Action item – Show every line of the records below that contains the word "label".

═══ Extracted records

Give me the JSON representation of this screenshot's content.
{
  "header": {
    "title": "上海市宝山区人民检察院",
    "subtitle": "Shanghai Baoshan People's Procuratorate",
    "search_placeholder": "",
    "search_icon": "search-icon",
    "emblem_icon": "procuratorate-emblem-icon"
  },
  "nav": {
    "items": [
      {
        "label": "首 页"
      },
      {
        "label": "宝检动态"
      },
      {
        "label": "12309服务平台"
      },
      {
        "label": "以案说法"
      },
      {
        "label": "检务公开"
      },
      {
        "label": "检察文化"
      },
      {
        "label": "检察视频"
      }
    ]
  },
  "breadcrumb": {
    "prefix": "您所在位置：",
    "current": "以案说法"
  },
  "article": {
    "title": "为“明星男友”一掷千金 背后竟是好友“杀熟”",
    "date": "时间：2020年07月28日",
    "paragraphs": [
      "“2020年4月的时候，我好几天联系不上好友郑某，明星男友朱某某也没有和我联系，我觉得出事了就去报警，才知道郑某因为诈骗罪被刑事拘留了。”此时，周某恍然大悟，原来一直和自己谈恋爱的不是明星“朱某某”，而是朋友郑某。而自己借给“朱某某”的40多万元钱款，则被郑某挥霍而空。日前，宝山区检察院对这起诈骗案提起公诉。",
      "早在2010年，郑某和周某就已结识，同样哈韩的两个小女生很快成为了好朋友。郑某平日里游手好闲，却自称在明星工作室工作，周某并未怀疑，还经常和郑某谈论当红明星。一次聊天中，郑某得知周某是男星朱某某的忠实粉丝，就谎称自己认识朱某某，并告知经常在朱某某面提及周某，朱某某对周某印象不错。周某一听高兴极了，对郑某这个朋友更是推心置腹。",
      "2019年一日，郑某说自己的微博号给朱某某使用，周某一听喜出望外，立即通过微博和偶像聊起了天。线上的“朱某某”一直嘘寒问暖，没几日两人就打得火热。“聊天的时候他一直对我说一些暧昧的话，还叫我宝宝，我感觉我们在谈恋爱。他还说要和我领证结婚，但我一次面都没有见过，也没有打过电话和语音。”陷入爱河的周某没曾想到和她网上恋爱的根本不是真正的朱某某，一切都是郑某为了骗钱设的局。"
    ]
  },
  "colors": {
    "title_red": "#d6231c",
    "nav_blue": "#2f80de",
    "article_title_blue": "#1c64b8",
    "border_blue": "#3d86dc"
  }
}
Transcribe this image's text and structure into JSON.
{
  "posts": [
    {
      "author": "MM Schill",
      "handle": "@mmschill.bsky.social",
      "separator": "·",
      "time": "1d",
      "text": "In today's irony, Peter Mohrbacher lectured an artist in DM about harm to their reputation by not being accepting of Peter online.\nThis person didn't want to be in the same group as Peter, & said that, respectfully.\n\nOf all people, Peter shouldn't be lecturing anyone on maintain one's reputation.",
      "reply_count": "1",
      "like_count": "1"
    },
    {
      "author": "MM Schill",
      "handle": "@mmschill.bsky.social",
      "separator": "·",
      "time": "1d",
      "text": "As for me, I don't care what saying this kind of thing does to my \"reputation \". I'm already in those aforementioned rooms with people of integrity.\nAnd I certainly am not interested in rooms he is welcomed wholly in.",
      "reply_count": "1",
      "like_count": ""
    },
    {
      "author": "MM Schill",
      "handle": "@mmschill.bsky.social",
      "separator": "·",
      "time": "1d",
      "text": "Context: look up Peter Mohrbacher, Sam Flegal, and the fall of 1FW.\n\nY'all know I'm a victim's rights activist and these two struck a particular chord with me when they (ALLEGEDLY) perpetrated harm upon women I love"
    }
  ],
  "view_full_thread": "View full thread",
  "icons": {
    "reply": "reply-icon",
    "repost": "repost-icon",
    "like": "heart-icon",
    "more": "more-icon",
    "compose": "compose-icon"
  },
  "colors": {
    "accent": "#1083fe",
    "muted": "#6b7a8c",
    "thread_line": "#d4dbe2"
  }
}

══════

Response below –
        "label": "首 页"
        "label": "宝检动态"
        "label": "12309服务平台"
        "label": "以案说法"
        "label": "检务公开"
        "label": "检察文化"
        "label": "检察视频"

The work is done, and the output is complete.